• _Exercise material_:

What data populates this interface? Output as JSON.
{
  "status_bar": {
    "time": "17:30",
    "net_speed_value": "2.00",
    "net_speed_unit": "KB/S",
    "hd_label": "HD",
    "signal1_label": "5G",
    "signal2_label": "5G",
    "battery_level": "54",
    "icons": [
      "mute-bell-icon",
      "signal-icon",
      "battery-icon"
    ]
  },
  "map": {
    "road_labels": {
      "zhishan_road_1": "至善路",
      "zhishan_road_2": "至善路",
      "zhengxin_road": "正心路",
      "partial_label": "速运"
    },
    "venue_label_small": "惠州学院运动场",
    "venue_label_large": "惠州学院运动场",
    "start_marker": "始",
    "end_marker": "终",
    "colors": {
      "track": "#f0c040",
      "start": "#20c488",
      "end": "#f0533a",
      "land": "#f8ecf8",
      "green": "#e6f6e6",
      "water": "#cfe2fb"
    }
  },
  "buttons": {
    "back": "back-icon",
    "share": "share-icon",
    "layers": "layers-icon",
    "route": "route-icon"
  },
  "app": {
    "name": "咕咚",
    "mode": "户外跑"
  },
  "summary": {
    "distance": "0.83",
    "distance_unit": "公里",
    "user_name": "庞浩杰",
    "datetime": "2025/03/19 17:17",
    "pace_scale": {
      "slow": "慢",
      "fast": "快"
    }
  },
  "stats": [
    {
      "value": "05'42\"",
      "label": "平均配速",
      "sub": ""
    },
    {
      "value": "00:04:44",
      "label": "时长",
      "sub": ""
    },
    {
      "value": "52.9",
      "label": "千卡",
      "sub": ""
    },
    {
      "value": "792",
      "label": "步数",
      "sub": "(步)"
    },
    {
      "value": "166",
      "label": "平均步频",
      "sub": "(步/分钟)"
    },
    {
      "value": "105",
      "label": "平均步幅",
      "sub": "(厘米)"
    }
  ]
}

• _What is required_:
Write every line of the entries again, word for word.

• _The answer_:
What data populates this interface? Output as JSON.
{
  "status_bar": {
    "time": "17:30",
    "net_speed_value": "2.00",
    "net_speed_unit": "KB/S",
    "hd_label": "HD",
    "signal1_label": "5G",
    "signal2_label": "5G",
    "battery_level": "54",
    "icons": [
      "mute-bell-icon",
      "signal-icon",
      "battery-icon"
    ]
  },
  "map": {
    "road_labels": {
      "zhishan_road_1": "至善路",
      "zhishan_road_2": "至善路",
      "zhengxin_road": "正心路",
      "partial_label": "速运"
    },
    "venue_label_small": "惠州学院运动场",
    "venue_label_large": "惠州学院运动场",
    "start_marker": "始",
    "end_marker": "终",
    "colors": {
      "track": "#f0c040",
      "start": "#20c488",
      "end": "#f0533a",
      "land": "#f8ecf8",
      "green": "#e6f6e6",
      "water": "#cfe2fb"
    }
  },
  "buttons": {
    "back": "back-icon",
    "share": "share-icon",
    "layers": "layers-icon",
    "route": "route-icon"
  },
  "app": {
    "name": "咕咚",
    "mode": "户外跑"
  },
  "summary": {
    "distance": "0.83",
    "distance_unit": "公里",
    "user_name": "庞浩杰",
    "datetime": "2025/03/19 17:17",
    "pace_scale": {
      "slow": "慢",
      "fast": "快"
    }
  },
  "stats": [
    {
      "value": "05'42\"",
      "label": "平均配速",
      "sub": ""
    },
    {
      "value": "00:04:44",
      "label": "时长",
      "sub": ""
    },
    {
      "value": "52.9",
      "label": "千卡",
      "sub": ""
    },
    {
      "value": "792",
      "label": "步数",
      "sub": "(步)"
    },
    {
      "value": "166",
      "label": "平均步频",
      "sub": "(步/分钟)"
    },
    {
      "value": "105",
      "label": "平均步幅",
      "sub": "(厘米)"
    }
  ]
}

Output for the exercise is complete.